Members of another neo-Nazi group, the National Socialist Society-North (NSO-Sever), were convicted in 2011 for the murders of 27 immigrants and 50 assaults that took place in 2008.
Neo-Nazis’ denazification war
Despite Russian propaganda claiming that its brutal invasion of Ukraine is set to “denazify” the country, antisemitism and neo-Nazism are widespread among the groups that have supported Russia’s war against Ukraine since 2014.
One of the pro-war hawks, Vladimir Kvachkov, has claimed that Russia is “occupied by a Jewish mafia” and that Russian television is run by Jews.
In 2005, he was arrested on charges of carrying out a murder attempt on Russian politician and state official Anatoly Chubais, who is of Jewish and Latvian descent. Later, Kvachkov was acquitted by a jury.
Igor Girkin, a former officer of Russia’s Federal Security Service (FSB) who seized the Ukrainian city of Sloviansk in 2014, has also claimed that both Russia and Ukraine were run by Jews.
Girkin, who has been convicted by a Dutch court of downing the MH17 passenger flight over Ukraine, was supported by the Russian government in 2014 but later fell out with Putin because he thought the Kremlin was not radical enough in its efforts to defeat Ukraine.
In July, the Russian authorities arrested him on extremism charges.
Self-proclaimed neo-Nazi groups have also taken part in Russia’s invasion of Ukraine since 2014.
One of them is the Rusich military unit, headed by Alexei Milchakov.
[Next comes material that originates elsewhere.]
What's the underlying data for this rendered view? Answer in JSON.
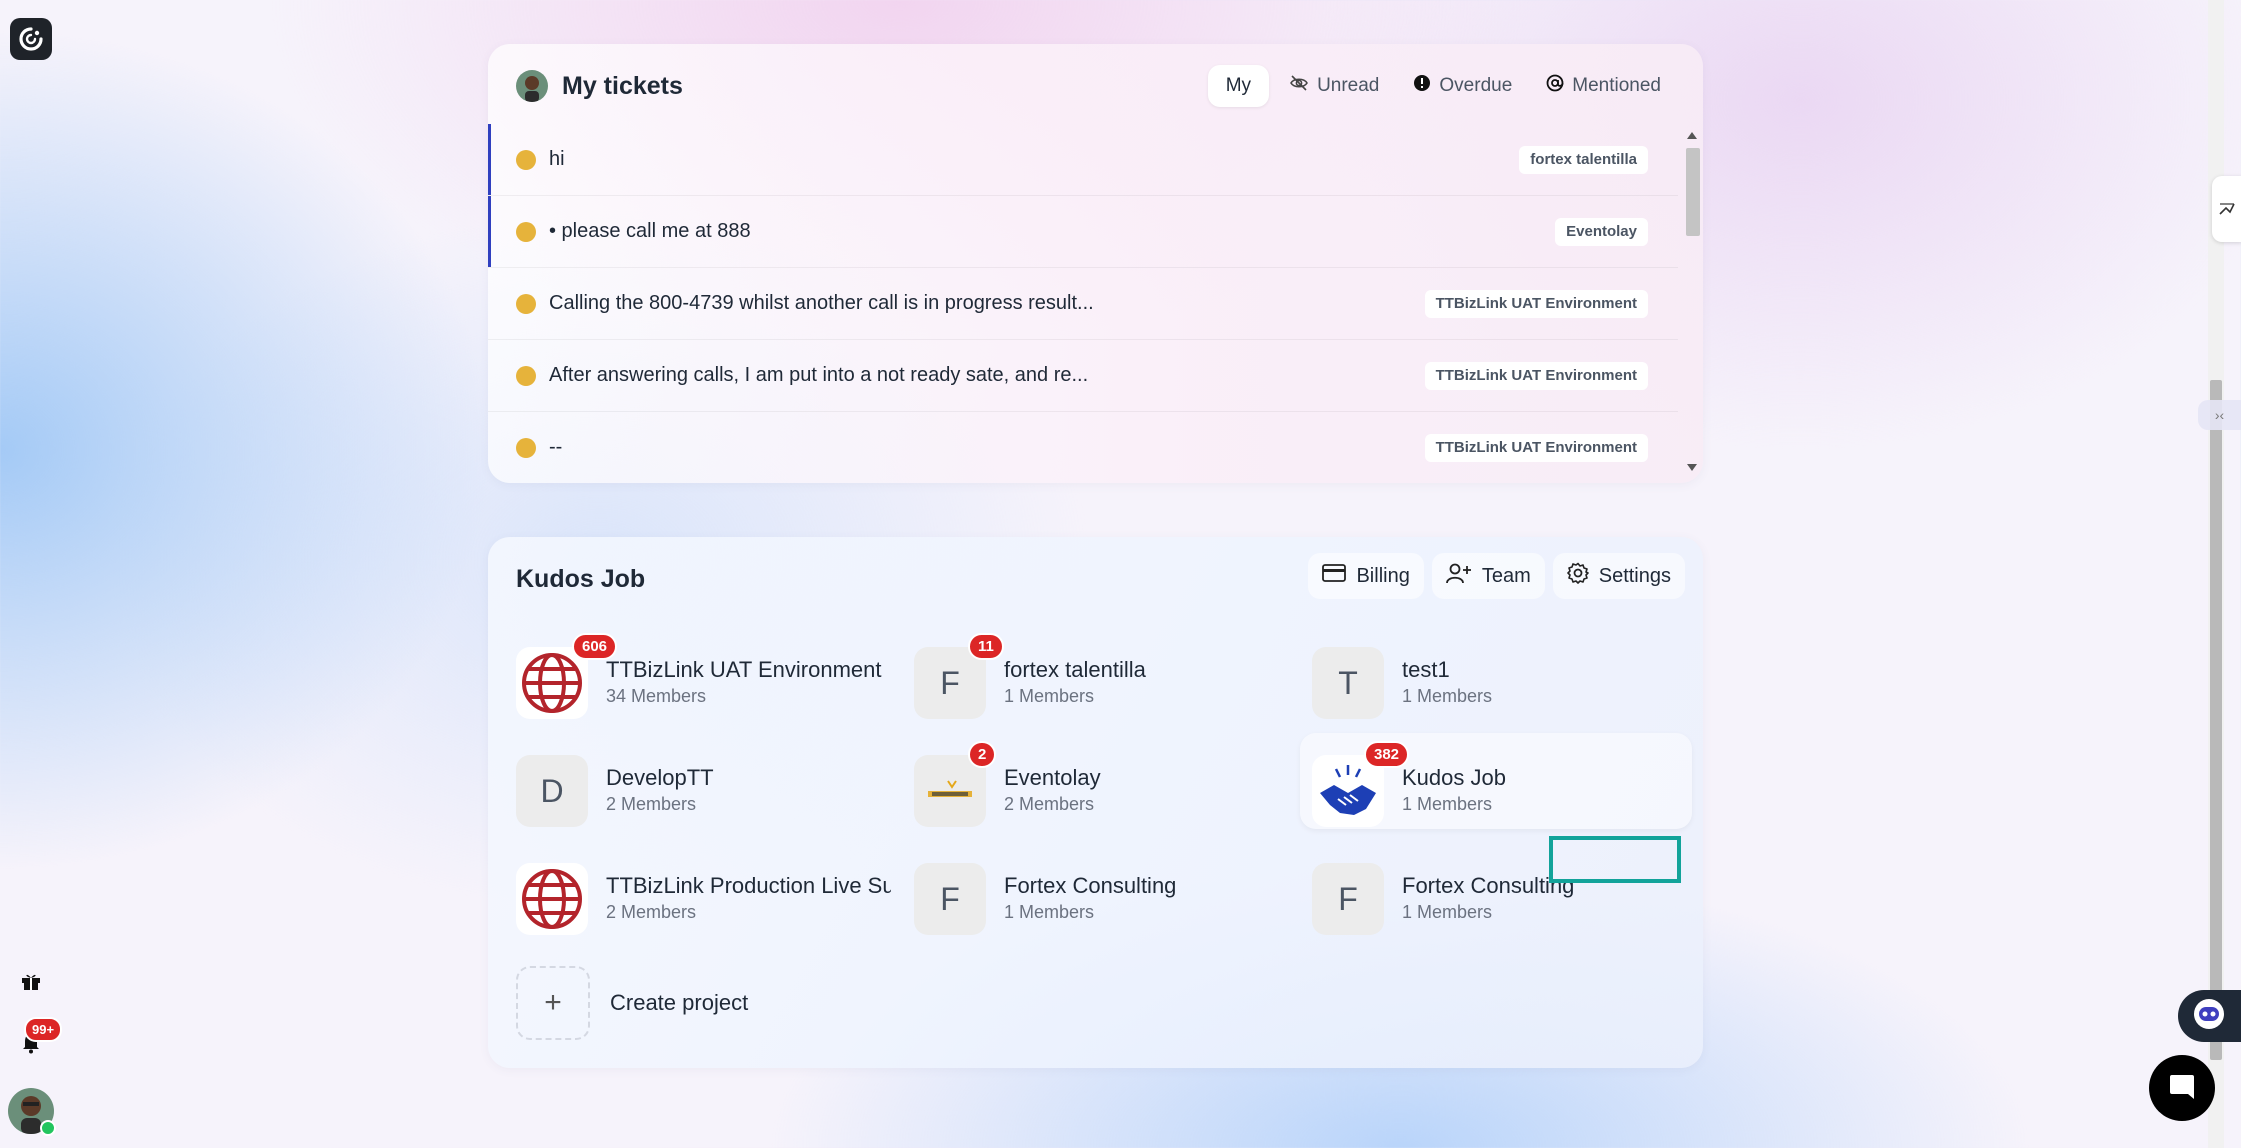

He has posed with a swastika and called for “killing homeless people, puppies and children.”
In 2011, Milchakov published photographs in which he killed a puppy, cut off its head, and ate it. In 2022, he also published a “manual” for torturing and killing Ukrainian prisoners of war.
Milchakov is sanctioned by the U.S., the U.K., Canada, and the EU.
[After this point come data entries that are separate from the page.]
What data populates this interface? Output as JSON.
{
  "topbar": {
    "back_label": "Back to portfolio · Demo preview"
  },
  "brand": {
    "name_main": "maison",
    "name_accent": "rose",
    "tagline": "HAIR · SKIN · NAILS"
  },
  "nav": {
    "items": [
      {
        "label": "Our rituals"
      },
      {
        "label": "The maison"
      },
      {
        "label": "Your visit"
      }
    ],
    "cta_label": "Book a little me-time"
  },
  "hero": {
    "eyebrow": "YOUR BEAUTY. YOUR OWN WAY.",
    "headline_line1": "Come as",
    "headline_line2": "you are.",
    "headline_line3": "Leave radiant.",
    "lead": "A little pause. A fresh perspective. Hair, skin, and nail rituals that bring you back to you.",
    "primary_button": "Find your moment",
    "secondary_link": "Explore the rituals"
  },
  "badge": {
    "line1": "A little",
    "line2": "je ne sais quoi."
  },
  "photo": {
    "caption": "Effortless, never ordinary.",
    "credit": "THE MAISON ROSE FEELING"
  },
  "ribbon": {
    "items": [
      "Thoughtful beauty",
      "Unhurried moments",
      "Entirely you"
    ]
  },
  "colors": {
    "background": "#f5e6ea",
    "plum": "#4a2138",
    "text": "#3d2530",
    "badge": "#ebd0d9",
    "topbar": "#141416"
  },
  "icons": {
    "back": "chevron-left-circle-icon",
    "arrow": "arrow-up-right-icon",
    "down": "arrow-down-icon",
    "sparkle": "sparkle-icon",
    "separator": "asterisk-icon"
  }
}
Fighters of Wagner, a mercenary group that had previously fought against Ukraine, have also used Nazi symbols.
Wagner co-founder Dmitry Utkin was a fan of Nazi Germany and had many Nazi tattoos, including SS symbols. He wore a Wehrmacht field cap, greeted Wagner fighters by saying “heil,” and signed his name with the lightning bolt insignia of the SS, according to the New Yorker and Russian tycoon Mikhail Khodorkovsky’s Dossier Center.
The Wagner Group initially enjoyed the Kremlin’s support.
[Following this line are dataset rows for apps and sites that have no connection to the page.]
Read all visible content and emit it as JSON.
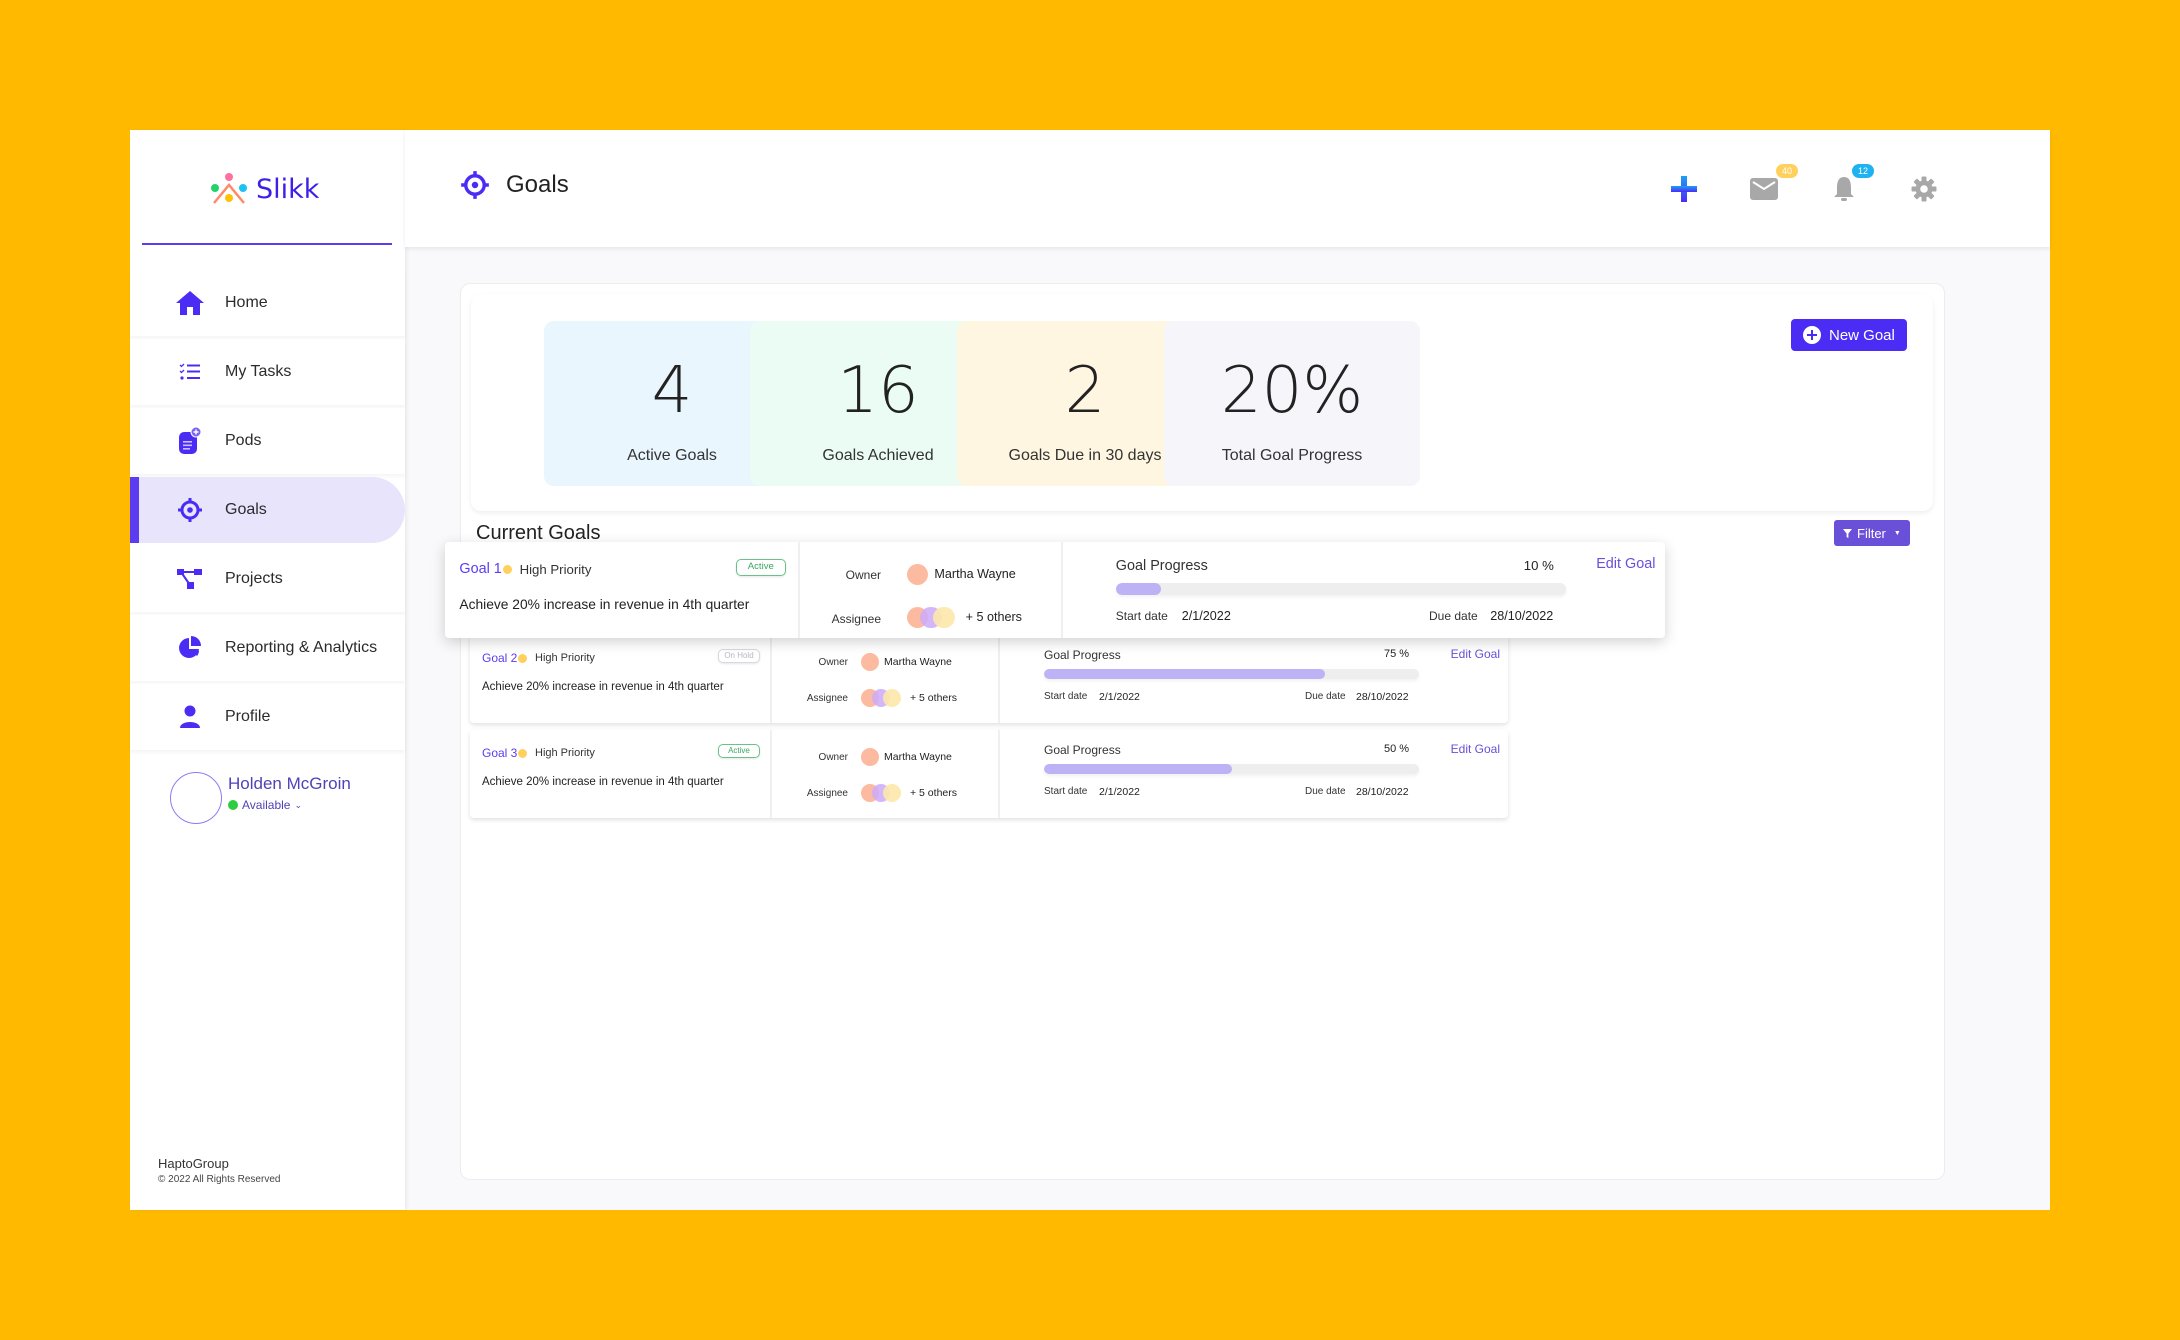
{
  "brand": {
    "name": "Slikk"
  },
  "sidebar": {
    "items": [
      {
        "label": "Home",
        "icon": "home-icon",
        "active": false
      },
      {
        "label": "My Tasks",
        "icon": "task-list-icon",
        "active": false
      },
      {
        "label": "Pods",
        "icon": "pods-icon",
        "active": false
      },
      {
        "label": "Goals",
        "icon": "target-icon",
        "active": true
      },
      {
        "label": "Projects",
        "icon": "hierarchy-icon",
        "active": false
      },
      {
        "label": "Reporting & Analytics",
        "icon": "pie-chart-icon",
        "active": false
      },
      {
        "label": "Profile",
        "icon": "person-icon",
        "active": false
      }
    ],
    "user": {
      "name": "Holden McGroin",
      "status": "Available",
      "status_color": "#2ECC40"
    },
    "footer": {
      "org": "HaptoGroup",
      "copyright": "2022 All Rights Reserved"
    }
  },
  "header": {
    "title": "Goals",
    "mail_badge": "40",
    "notifications_badge": "12"
  },
  "stats": [
    {
      "value": "4",
      "label": "Active Goals",
      "bg": "#EAF6FD"
    },
    {
      "value": "16",
      "label": "Goals Achieved",
      "bg": "#EAFCF3"
    },
    {
      "value": "2",
      "label": "Goals Due in 30 days",
      "bg": "#FEF6E0"
    },
    {
      "value": "20%",
      "label": "Total Goal Progress",
      "bg": "#F5F5FA"
    }
  ],
  "new_goal_label": "New Goal",
  "current_goals": {
    "title": "Current Goals",
    "filter_label": "Filter",
    "owner_label": "Owner",
    "assignee_label": "Assignee",
    "progress_label": "Goal Progress",
    "start_label": "Start date",
    "due_label": "Due date",
    "edit_label": "Edit Goal",
    "goals": [
      {
        "name": "Goal 1",
        "priority": "High Priority",
        "status": "Active",
        "description": "Achieve 20% increase in revenue in 4th quarter",
        "owner": "Martha Wayne",
        "assignees_more": "+ 5 others",
        "progress": 10,
        "progress_text": "10 %",
        "start_date": "2/1/2022",
        "due_date": "28/10/2022"
      },
      {
        "name": "Goal 2",
        "priority": "High Priority",
        "status": "On Hold",
        "description": "Achieve 20% increase in revenue in 4th quarter",
        "owner": "Martha Wayne",
        "assignees_more": "+ 5 others",
        "progress": 75,
        "progress_text": "75 %",
        "start_date": "2/1/2022",
        "due_date": "28/10/2022"
      },
      {
        "name": "Goal 3",
        "priority": "High Priority",
        "status": "Active",
        "description": "Achieve 20% increase in revenue in 4th quarter",
        "owner": "Martha Wayne",
        "assignees_more": "+ 5 others",
        "progress": 50,
        "progress_text": "50 %",
        "start_date": "2/1/2022",
        "due_date": "28/10/2022"
      }
    ]
  },
  "colors": {
    "accent": "#5B3CF0",
    "background": "#FFBA00",
    "progress_fill": "#BEB2F7"
  }
}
But later, the mercenaries fell out with Putin, launched a rebellion against the Russian government in June, and stopped it after reaching a deal with the Kremlin.
In August, Utkin, Wagner leader Yevgeny Prigozhin, and seven other people were killed as a result of a plane crash in Russia, with an explosion or a surface-to-air missile being possible reasons.
Putin’s antisemitic remarks
Putin has not explicitly endorsed antisemitism and tried to maintain ties with Israel and Russia’s Jewish community.
At the same time, the Kremlin has supported Israel’s main enemies – Iran and its proxies, the Hamas and Hezbollah terrorist groups.
Russian top officials have also made remarks that were interpreted by some as veiled antisemitism.
In 2022, Russian Foreign Minister Sergei Lavrov lashed out at Zelensky, saying that his Jewish descent didn’t contradict his alleged Nazi policies. He added that Hitler had Jewish blood and that the most radical antisemites were Jews – a reference to the fringe and dismissed theory about Hitler’s partial Jewish descent.
Israel’s then Foreign Minister Yair Lapid said then that Lavrov’s words were unacceptable and a “grave historical error.”
In June, Putin also said that Zelensky was “not a Jew but the shame of the Jewish people,” a claim wild enough that it forced Ukraine’s chief rabbi to publicly dismiss it.
In September, Putin also claimed that “Western overseers have appointed an ethnic Jew to run Ukraine” in order to “hide the heroization of Nazism.”
Meanwhile, the Kremlin has tried to distance itself from the antisemitic unrest in the North Caucasus.
Putin and other Russian officials have blamed the riots on “foreign interference,” including Ukraine’s.
Russian pro-war propagandist Alexander Kots was more outspoken in his rhetoric.
He criticized the antisemitic protesters in the North Caucasus but called for violence against Jews nonetheless.
Kots said that “those who want to kill Jews should go to Gaza or Kyiv.”